Ventilator circuits and endotracheal tubes increase the imposed work-of-breathing for the patient. Circuit resistance adds to the resistance of the endotracheal tube. Circuit resistance increases with the addition of a passive humidifier. The resistance through the expiratory limb of the circuit is primarily due to the exhalation valve and PEEP devices. Current generation ventilators use an exhalation valve with a large diaphragm that is electrically controlled, and thus produces a more consistent circuit pressure regardless of flow. Most ventilators use an active exhalation valve during pressure-controlled ventilation, reducing the risk of circuit overpressurization. An active exhalation valve opens and closes to keep pressure in the circuit at the target level set on the ventilator.
The circuit dead space is the volume of the circuit through which rebreathing occurs. It is called mechanical dead space and is functionally an extension of the patient's anatomic dead space. Mechanical dead space is the volume of tubing between the Y-piece and the artificial airway. It becomes particularly important when the patient is ventilated with a small tidal volume. During low tidal volume ventilation, such as is used as part of a lung-protective strategy, the volume of mechanical dead space should be minimized. Dead space is increased with the use of an HME.

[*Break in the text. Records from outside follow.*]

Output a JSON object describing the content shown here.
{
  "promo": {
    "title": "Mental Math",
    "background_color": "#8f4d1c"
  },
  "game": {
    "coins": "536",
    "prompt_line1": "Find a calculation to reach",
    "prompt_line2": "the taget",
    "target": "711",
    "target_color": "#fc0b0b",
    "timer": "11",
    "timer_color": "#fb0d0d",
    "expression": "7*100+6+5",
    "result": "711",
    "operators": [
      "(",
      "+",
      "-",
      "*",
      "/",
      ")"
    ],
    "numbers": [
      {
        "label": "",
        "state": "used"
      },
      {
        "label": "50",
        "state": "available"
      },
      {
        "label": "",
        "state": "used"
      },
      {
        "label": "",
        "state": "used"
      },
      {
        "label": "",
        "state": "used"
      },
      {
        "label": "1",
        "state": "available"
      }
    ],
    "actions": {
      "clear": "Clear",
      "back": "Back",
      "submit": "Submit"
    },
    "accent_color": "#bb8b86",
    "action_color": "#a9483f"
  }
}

Many current generation ventilators pass a bias flow of gas through the circuit during the expiratory phase. The purpose of this bias flow is to improve triggering during flow-triggered ventilation. Due to this bias flow, it is not possible to accurately measure tidal volume or exhaled gas concentrations by attaching flow and gas measuring sensors distal to the exhalation outlet on the ventilator.
Intubated mechanically ventilated patients are at risk for nosocomial pneumonia. In the past, the ventilator circuit has been implicated in the risk of ventilator-associated pneumonia. However, the source of contamination of the lower respiratory tract is usually aspiration of upper airway secretions from around the cuff. Ventilator-associated pneumonia (VAP) might be better called endotracheal tube-associated pneumonia. Ventilator circuits do not need to be changed on a scheduled basis. Circuit changes are only necessary between patients, if the circuit malfunctions, or when the circuit is visibly soiled. There is no strong evidence that the use of a heated wire circuits or an HME decreases the risk of VAP.
The patient-ventilator system should be evaluated periodically related to the technical aspects of the ventilator system and the pathophysiology of the patient. The patient-ventilator system check is a documented evaluation of a ventilator and the patient's response to mechanical ventilatory support. It should be performed at regular intervals and more frequently if the patient becomes unstable or requires ventilator adjustments. A flow sheet is typically used to record these assessments.
Perhaps the most troublesome aspect of ventilator troubleshooting is the detection and correction of circuit leaks. These must be corrected promptly to prevent patient harm due to hypoventilation. To avoid patient injury due to hypoxia (and possibly death), a disconnect alarm must be set at all times. The disconnect alarm is usually low exhaled volume or low airway pressure. A manual resuscitator should be at the bedside of all mechanically ventilated patients to allow ventilation in the event of a ventilator failure.
Between patients, all ventilators should be calibrated and an operational verification procedure should be conducted as recommended by the manufacturer. With current generation microprocessor ventilators, sophisticated integral computerized self-test diagnostics are used. At manufacturer-determined intervals, more complete ventilator preventive maintenance is required.